Task goal: Give the number of lines in the records that include the word "Sound", and nothing besides.
══ Task material
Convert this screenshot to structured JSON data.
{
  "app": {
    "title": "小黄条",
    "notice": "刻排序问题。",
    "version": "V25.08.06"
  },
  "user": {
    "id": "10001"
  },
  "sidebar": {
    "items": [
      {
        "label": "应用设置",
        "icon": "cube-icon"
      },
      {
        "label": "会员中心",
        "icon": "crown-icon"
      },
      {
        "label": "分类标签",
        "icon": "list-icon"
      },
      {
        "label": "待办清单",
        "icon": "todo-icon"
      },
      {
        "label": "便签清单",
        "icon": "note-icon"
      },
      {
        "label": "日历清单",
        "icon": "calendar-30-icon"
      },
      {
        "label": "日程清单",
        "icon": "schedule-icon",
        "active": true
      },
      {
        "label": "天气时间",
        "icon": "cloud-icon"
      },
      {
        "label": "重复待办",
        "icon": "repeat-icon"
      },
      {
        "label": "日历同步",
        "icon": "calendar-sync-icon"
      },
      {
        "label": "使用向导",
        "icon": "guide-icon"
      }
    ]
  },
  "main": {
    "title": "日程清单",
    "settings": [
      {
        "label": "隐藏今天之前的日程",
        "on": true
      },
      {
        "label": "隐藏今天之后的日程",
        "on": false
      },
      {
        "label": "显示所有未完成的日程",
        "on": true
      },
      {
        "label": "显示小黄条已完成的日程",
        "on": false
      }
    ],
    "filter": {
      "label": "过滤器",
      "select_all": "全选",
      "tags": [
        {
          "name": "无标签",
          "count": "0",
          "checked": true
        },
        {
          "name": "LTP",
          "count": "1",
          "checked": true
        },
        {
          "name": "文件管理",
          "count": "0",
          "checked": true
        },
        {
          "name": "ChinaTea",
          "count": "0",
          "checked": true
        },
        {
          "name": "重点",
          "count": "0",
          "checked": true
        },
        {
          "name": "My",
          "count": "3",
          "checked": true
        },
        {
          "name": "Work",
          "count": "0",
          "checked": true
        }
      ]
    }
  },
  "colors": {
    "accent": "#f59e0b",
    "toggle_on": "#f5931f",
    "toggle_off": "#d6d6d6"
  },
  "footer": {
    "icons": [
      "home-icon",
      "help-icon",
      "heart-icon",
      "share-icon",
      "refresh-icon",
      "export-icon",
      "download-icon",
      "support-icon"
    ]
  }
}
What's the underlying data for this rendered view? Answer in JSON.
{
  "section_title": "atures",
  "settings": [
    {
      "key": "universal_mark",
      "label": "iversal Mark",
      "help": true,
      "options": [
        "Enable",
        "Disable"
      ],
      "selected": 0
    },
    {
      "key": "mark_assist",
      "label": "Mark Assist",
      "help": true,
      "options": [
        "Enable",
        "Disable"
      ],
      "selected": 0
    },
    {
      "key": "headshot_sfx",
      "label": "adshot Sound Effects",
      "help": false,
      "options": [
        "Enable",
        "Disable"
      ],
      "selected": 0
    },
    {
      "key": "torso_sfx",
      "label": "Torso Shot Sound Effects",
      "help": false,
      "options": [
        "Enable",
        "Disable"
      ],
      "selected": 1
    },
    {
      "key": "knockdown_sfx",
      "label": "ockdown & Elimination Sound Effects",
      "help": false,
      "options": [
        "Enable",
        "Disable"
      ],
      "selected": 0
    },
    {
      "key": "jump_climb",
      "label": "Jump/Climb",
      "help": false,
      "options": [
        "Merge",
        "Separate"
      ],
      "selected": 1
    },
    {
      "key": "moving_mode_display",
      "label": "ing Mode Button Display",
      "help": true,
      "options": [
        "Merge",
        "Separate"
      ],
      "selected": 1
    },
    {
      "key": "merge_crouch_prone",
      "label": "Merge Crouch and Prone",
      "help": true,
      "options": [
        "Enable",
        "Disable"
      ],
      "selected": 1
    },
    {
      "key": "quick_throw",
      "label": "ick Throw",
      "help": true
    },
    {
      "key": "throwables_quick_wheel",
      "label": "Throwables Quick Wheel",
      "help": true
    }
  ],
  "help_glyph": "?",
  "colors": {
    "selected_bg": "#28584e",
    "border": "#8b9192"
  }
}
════
Solution: 3